Ford CEO Alan Mulally recently wrapped up today’s keynote speech, an argument that the company is not only working hard to incorporate technology into its cars but also into its corporate DNA; “we are a car company but we are learning to think and act like an electronics company,” said vice president of product development Derrick Kuzak during speech time borrowed from Mulally. Emulating the successful tech industry could be an important move for the company, especially at a time when two-thirds of the Big Three require massive government intervention to stay afloat–a fact that was never mentioned outright but gave the talk a special relevance.
Whether Ford succeeds in its goal of creating a technology-oriented “new Ford Motor Company” depends on how good those technologies are. Mulally and other Ford officials mentioned 5 main information technologies that they said were making the company the hands-down leader in in-car information, entertainment, and connectivity:
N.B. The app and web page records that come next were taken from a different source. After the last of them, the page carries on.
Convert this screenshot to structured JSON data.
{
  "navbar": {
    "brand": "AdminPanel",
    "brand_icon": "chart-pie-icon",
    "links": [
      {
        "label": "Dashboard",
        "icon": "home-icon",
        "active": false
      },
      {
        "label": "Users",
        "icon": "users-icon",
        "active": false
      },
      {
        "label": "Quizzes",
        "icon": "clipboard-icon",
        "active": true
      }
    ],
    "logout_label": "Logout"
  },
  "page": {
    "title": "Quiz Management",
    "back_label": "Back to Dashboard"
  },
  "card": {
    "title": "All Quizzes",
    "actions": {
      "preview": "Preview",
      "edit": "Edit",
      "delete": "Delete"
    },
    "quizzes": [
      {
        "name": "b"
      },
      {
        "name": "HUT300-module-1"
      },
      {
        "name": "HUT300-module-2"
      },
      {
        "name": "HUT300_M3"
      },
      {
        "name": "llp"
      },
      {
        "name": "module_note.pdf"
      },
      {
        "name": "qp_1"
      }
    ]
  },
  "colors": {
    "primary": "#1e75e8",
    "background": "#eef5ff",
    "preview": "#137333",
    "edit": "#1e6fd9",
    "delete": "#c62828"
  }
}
1) SYNC is Ford’s system, powered by Microsoft, that lets you use speech to control some electronics plugged into our car (phone and music player) and some functions in the car itself (911 calls and “vehicle health reports”–driving directions will be added this spring, and movie listings and stock quotes later in the year). More a platform than a particular than a particular technology, SYNC will support many of the other technologies Ford’s working on.
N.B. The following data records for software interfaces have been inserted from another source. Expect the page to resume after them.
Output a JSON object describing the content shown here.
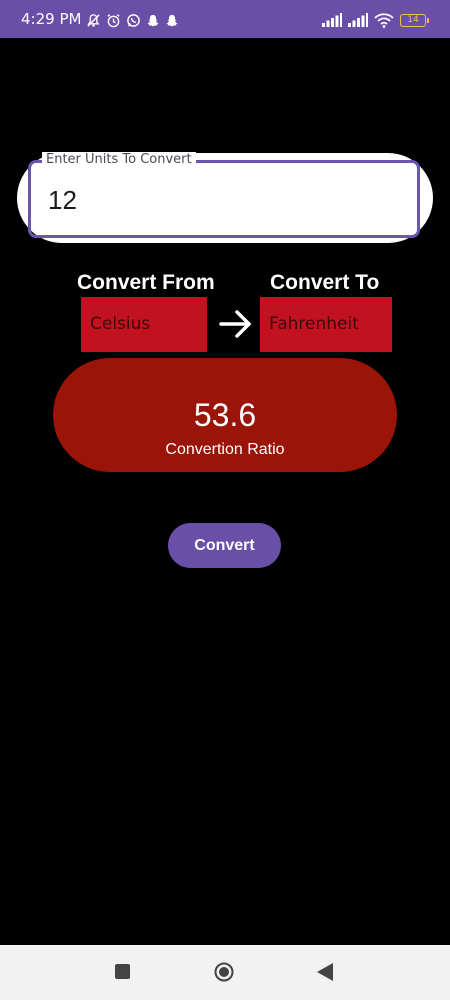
{
  "status_bar": {
    "time": "4:29 PM",
    "battery_level": "14",
    "icons_left": [
      "mute-icon",
      "alarm-icon",
      "whatsapp-icon",
      "snapchat-icon",
      "snapchat-icon"
    ],
    "icons_right": [
      "signal-icon",
      "signal-icon",
      "wifi-icon",
      "battery-icon"
    ],
    "color": "#6a4fa8"
  },
  "input": {
    "label": "Enter Units To Convert",
    "value": "12"
  },
  "converter": {
    "from_label": "Convert From",
    "to_label": "Convert To",
    "from_unit": "Celsius",
    "to_unit": "Fahrenheit",
    "arrow_icon": "arrow-right-icon",
    "select_color": "#c2121f"
  },
  "result": {
    "value": "53.6",
    "caption": "Convertion Ratio",
    "color": "#9a1408"
  },
  "actions": {
    "convert_label": "Convert",
    "button_color": "#6a4fa8"
  },
  "nav": {
    "icons": [
      "recent-apps-icon",
      "home-icon",
      "back-icon"
    ]
  }
}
2) MyKey, which will let parents set maximum limits on the speed of the car and volume of the stereo while their kids are driving. It arrives first with the 2010 Ford Focus. The crowd liked this one.
3) This spring the company will introduce Ford Work Solutions, which uses an in-dash computer with Sprint 3G cellular service to give contractors regular computer functionality–email, browser, productivity apps–while at a job site or on the road. The system also uses LogMeIn to connect the dashboard device with a home or office computer.
4) SmartGauge with EcoGuide turns hypermiling–the use of various driving tricks to get really extremely impressive gas mileage. LCD displays on either side of the steering wheel give drivers real-time feedback on how they’re doing–increase your gas mileage and more leaves will grow on a little vine. How green. This feature goes live in the 2010 Ford Fusion hybrid, which gets 41 miles per gallon on the highway.
5) The golden nugget from the talk was the first announcement of Ford’s plan to make a “totally configurable cockpit” for drivers. This would entail a dashboard covered with LCDs, any of which could be programmed to show whatever car data you wanted. The displays from the SmartGauge seemed to be the precedent here, but there wasn’t a very concrete explanation of how this would work, or when we might expect it. There was, however, a video showing how a CG character named EVA (Emotive Voice Activation) could help a driver use all of this fantastic computer power that cars may have in the future: finding fuel-efficient routes, adding dates to our calendars, doing smart Web searches, etc. The functionalities were pretty amazing–enough to make any gadget head pretty geeked up–though EVA did have a dollop of HAL-like spookiness.